### What is required:
Your result will be the set of lines with "Finança", copied from the material below.

### Materials provided:
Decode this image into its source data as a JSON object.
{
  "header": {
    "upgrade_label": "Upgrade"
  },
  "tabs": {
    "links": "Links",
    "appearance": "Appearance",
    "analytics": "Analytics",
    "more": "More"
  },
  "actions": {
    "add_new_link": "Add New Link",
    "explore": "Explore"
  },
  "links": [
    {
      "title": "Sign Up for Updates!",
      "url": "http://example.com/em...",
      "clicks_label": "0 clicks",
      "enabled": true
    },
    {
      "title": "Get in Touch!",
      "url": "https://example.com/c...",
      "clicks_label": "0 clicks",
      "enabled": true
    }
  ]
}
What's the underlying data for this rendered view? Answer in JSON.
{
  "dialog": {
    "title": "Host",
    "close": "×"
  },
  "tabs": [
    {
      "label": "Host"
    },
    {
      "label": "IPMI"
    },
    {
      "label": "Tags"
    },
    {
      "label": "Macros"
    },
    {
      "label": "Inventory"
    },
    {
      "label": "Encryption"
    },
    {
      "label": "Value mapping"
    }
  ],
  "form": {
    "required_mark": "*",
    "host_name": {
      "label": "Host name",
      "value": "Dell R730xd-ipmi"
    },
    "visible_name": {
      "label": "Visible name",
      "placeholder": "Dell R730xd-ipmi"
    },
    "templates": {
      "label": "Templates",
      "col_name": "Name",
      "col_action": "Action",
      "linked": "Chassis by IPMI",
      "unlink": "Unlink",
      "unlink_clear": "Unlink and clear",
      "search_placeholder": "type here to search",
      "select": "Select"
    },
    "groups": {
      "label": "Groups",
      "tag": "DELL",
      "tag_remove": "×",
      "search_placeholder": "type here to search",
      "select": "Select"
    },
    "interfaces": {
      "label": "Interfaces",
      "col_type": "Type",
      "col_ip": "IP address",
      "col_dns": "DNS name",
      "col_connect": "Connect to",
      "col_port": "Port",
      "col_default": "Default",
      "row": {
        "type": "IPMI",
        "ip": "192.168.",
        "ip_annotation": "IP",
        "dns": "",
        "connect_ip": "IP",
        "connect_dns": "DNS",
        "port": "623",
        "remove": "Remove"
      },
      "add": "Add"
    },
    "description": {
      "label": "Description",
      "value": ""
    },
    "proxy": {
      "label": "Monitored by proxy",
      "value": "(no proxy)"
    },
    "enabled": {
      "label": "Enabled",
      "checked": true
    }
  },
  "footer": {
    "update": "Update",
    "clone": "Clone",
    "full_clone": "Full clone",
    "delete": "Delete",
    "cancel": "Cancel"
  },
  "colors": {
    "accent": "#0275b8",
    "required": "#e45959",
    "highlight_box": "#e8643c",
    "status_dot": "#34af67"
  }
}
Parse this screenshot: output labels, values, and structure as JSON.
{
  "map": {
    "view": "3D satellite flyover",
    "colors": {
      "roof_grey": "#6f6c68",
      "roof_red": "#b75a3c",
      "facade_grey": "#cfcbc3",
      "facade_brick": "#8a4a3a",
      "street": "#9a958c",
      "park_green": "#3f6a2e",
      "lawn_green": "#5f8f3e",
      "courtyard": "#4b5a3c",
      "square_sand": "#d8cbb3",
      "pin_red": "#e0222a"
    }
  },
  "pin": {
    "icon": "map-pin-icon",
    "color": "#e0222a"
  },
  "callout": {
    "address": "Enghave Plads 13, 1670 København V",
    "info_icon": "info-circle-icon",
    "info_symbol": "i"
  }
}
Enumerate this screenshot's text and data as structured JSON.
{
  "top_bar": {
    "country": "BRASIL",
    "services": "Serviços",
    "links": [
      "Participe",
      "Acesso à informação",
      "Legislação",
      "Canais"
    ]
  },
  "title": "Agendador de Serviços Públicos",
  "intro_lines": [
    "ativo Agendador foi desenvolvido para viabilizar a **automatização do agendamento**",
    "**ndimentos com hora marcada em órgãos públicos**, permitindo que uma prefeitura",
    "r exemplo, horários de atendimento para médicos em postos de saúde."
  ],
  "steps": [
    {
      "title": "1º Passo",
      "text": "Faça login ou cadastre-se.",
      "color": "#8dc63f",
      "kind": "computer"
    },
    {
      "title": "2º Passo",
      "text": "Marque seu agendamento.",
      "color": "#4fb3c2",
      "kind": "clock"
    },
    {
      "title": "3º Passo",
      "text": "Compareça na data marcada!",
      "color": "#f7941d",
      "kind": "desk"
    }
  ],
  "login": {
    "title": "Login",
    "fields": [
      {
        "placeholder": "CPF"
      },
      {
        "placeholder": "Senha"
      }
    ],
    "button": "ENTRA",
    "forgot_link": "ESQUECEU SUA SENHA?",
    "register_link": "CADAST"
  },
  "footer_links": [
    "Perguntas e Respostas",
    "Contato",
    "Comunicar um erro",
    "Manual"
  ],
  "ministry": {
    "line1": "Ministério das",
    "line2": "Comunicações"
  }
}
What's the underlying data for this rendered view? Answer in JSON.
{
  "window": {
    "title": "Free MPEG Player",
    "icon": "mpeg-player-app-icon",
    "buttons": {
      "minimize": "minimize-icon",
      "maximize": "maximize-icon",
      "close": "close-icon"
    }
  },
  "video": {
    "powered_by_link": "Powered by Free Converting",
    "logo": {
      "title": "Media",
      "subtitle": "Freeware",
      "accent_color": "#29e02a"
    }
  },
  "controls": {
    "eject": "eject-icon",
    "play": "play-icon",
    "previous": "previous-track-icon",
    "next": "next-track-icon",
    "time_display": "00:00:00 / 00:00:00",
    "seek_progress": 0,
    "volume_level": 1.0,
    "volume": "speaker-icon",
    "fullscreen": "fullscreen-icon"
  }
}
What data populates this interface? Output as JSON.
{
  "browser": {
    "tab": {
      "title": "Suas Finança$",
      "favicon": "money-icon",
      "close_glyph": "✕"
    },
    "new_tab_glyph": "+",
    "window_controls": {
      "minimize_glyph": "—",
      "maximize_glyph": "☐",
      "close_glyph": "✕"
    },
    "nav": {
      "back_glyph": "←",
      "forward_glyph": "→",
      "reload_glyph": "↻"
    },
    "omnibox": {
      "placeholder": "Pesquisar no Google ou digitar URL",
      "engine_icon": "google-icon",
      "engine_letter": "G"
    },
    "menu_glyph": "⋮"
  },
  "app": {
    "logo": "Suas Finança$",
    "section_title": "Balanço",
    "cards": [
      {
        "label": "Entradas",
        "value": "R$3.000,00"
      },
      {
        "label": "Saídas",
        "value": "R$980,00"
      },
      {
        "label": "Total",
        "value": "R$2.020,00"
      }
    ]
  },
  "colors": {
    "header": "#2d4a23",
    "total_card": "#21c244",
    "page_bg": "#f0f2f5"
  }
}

### Task output:
      "title": "Suas Finança$",
    "logo": "Suas Finança$",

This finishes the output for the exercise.